◆ WHAT THE EXERCISE ASKS: Filter the data below, keeping only lines that contain "SolidCAM".

◆ EXERCISE DATA:
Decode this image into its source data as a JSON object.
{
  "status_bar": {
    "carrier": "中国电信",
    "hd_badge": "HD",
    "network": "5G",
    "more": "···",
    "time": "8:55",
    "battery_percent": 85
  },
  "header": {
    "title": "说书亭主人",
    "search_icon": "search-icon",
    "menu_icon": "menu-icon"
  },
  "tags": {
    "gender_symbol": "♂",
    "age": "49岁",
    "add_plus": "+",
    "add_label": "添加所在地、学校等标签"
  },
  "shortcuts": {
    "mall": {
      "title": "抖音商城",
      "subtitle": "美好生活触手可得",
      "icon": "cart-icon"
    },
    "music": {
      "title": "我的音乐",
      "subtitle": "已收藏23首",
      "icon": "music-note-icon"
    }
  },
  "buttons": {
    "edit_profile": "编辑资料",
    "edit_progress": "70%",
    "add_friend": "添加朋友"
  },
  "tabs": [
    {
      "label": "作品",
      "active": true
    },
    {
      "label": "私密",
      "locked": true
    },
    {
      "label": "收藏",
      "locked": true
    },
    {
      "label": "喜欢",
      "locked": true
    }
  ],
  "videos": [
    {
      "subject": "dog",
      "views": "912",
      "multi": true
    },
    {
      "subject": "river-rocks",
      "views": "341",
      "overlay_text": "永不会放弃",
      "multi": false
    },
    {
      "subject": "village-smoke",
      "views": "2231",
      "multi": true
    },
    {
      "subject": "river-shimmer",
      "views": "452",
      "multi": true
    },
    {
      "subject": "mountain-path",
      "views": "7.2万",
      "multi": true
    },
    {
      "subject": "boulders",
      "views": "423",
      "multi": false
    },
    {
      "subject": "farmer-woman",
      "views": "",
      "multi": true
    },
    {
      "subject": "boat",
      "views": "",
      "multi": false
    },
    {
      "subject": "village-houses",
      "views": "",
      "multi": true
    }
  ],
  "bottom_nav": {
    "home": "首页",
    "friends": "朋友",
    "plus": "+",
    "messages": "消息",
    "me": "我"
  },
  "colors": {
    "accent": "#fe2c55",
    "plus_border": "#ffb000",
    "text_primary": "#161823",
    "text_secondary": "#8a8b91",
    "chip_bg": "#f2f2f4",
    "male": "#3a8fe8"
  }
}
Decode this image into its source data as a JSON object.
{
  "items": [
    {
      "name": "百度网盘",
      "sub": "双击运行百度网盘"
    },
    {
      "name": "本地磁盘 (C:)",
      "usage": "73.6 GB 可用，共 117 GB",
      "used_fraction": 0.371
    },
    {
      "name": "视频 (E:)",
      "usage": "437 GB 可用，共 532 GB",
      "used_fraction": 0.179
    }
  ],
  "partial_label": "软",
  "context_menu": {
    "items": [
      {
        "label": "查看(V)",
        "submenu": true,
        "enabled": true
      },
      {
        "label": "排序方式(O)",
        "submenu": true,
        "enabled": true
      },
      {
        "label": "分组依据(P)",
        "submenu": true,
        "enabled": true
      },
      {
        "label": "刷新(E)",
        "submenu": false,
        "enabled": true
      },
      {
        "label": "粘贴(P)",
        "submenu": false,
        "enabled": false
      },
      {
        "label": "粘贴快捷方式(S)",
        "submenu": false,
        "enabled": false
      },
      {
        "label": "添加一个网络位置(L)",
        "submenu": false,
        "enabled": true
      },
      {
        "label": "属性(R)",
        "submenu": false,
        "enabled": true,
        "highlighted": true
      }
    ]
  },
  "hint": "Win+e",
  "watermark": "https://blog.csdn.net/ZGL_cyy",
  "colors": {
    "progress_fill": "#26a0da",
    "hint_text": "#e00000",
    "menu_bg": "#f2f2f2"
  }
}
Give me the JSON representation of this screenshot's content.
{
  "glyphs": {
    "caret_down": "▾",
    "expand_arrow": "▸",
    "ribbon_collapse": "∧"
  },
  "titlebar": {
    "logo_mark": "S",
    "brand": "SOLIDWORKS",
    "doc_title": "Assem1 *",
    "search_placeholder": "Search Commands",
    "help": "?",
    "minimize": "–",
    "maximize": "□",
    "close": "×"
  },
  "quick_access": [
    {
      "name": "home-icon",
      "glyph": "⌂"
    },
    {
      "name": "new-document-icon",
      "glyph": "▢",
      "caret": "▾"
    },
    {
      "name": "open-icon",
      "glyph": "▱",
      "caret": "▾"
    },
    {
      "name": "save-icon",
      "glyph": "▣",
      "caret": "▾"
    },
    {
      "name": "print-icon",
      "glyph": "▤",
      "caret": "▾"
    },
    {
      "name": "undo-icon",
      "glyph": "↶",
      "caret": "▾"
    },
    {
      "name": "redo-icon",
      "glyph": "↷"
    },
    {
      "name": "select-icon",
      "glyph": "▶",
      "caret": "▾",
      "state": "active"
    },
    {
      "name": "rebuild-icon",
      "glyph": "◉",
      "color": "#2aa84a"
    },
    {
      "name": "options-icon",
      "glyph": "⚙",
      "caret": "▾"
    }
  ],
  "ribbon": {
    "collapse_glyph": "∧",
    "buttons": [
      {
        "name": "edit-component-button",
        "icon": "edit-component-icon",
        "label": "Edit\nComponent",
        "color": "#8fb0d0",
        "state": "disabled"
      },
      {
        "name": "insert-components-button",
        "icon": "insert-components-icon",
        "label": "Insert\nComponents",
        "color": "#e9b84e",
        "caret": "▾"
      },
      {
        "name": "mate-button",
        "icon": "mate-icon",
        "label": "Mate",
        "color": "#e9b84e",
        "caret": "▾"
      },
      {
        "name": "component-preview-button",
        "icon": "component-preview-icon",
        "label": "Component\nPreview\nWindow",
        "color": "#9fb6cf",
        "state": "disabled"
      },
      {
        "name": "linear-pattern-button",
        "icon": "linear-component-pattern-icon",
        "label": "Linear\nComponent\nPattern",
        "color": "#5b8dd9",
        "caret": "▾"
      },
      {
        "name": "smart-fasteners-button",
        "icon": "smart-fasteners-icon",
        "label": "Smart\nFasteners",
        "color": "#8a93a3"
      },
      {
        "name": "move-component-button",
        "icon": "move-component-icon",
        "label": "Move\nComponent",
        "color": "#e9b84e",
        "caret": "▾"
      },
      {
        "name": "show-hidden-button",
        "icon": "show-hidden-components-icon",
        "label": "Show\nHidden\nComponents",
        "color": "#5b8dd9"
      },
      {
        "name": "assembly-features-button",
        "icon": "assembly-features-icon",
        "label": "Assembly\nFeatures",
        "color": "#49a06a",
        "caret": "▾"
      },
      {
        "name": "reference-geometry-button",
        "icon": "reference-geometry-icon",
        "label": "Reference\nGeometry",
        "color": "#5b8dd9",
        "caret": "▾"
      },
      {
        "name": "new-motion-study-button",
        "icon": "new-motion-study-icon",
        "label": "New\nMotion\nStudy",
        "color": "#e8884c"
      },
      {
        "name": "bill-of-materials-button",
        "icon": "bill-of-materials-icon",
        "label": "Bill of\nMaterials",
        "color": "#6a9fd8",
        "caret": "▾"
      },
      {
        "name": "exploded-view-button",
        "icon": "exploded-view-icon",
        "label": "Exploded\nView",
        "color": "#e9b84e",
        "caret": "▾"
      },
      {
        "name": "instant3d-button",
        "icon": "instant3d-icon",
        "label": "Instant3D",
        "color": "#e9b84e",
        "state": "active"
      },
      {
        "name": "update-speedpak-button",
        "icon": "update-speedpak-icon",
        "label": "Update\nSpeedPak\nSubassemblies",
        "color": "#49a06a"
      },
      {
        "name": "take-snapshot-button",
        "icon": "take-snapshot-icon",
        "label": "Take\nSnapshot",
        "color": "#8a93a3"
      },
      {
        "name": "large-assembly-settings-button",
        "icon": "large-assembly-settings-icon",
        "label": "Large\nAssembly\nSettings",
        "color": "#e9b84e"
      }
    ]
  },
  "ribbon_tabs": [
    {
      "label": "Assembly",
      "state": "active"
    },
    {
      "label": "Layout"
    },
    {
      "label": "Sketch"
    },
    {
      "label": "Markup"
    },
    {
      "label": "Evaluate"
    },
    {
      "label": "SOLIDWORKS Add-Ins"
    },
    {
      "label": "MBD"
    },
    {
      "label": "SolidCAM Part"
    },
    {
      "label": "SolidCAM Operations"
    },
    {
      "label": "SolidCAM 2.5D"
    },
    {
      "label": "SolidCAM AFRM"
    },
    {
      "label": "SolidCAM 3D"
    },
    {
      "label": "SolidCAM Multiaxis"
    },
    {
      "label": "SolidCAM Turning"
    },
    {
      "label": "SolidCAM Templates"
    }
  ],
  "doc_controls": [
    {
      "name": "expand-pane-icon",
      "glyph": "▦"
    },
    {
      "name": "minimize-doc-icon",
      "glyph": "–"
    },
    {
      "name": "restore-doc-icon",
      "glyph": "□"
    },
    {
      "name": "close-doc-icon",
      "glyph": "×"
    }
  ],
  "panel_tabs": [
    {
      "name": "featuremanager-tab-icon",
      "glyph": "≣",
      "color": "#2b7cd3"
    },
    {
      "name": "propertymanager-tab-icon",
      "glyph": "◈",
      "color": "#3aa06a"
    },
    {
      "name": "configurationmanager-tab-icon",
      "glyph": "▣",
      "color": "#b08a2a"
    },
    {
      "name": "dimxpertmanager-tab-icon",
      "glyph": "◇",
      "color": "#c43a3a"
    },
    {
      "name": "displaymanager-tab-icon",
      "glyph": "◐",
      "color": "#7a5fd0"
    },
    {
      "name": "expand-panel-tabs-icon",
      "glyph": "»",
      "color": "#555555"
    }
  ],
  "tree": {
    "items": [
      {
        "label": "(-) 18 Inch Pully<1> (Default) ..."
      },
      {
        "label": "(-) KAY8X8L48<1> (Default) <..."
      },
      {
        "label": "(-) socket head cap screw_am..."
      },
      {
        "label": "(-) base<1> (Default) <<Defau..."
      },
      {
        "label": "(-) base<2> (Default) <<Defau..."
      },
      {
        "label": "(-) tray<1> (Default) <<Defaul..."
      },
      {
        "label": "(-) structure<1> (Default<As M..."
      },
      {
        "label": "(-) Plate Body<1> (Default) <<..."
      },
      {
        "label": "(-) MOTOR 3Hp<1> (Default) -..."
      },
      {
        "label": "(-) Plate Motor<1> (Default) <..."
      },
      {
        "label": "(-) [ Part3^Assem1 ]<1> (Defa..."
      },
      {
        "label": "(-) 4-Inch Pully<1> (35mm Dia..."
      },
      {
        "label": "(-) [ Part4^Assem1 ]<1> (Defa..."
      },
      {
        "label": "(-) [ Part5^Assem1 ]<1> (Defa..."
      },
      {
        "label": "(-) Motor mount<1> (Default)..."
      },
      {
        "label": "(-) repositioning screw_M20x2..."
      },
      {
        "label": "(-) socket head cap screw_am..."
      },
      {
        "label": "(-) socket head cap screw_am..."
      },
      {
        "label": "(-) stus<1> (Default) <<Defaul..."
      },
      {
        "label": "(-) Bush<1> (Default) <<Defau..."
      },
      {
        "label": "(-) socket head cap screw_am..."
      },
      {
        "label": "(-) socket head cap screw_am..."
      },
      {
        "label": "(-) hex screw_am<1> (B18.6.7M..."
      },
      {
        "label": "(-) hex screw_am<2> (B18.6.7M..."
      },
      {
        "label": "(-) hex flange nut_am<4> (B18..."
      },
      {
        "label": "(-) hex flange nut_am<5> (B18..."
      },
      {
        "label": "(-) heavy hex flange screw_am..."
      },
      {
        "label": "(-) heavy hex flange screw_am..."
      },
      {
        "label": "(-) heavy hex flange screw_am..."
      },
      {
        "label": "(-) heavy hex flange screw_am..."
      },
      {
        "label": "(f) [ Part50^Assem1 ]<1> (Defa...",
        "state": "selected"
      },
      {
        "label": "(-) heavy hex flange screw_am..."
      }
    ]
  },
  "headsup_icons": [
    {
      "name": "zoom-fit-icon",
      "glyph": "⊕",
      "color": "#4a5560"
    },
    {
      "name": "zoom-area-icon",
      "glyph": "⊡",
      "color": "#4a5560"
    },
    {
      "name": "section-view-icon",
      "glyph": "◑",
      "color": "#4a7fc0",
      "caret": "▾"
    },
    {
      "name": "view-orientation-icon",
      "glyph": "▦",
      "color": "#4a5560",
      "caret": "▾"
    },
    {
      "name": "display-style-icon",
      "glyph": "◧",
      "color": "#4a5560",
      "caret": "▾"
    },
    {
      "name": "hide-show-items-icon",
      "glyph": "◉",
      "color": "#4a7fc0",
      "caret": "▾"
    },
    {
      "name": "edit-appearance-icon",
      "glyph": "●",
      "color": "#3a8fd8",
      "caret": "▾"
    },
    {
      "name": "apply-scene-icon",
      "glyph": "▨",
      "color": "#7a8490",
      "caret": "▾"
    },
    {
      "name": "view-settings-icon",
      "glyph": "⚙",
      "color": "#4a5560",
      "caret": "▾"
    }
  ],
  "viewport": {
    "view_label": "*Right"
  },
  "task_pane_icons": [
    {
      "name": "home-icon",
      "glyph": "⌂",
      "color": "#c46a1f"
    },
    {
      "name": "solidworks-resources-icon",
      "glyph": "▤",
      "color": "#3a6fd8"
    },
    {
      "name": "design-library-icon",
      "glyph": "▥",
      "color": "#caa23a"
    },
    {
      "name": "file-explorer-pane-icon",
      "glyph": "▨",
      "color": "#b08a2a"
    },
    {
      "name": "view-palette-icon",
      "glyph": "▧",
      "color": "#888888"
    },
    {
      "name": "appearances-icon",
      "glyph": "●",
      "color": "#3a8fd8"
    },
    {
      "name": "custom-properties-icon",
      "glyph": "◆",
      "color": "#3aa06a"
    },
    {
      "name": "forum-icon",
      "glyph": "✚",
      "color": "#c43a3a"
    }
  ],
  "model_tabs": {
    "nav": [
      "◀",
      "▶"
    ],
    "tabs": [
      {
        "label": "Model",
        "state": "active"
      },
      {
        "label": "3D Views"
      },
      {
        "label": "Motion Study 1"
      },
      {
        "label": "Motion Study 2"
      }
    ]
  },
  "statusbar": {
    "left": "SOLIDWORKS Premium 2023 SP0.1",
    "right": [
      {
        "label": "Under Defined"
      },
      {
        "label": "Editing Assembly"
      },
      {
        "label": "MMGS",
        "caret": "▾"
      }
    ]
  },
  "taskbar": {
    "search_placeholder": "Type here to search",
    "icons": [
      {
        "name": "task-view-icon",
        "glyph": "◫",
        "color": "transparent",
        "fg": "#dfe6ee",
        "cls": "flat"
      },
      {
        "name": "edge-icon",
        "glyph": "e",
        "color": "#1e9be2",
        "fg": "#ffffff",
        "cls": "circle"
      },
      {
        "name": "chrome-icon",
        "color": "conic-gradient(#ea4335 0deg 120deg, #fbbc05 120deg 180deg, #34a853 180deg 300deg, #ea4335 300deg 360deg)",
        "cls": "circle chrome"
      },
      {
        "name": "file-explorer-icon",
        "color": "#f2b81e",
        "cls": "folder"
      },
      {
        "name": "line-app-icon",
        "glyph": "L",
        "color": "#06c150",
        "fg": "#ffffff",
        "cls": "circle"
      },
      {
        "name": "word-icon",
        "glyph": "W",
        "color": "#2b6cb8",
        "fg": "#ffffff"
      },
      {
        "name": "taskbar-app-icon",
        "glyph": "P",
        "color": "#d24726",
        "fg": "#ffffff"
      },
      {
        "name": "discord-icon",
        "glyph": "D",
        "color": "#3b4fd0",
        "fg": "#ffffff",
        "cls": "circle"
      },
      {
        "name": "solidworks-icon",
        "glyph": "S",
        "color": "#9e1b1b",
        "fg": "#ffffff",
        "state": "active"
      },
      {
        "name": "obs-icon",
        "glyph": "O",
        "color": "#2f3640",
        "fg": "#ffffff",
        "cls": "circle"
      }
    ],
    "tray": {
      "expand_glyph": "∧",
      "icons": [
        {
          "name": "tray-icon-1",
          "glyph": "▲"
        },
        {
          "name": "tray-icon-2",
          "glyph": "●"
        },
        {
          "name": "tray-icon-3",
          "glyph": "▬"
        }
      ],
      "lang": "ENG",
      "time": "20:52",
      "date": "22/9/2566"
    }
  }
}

◆ OUTPUT OF THE TASK:
      "label": "SolidCAM Part"
      "label": "SolidCAM Operations"
      "label": "SolidCAM 2.5D"
      "label": "SolidCAM AFRM"
      "label": "SolidCAM 3D"
      "label": "SolidCAM Multiaxis"
      "label": "SolidCAM Turning"
      "label": "SolidCAM Templates"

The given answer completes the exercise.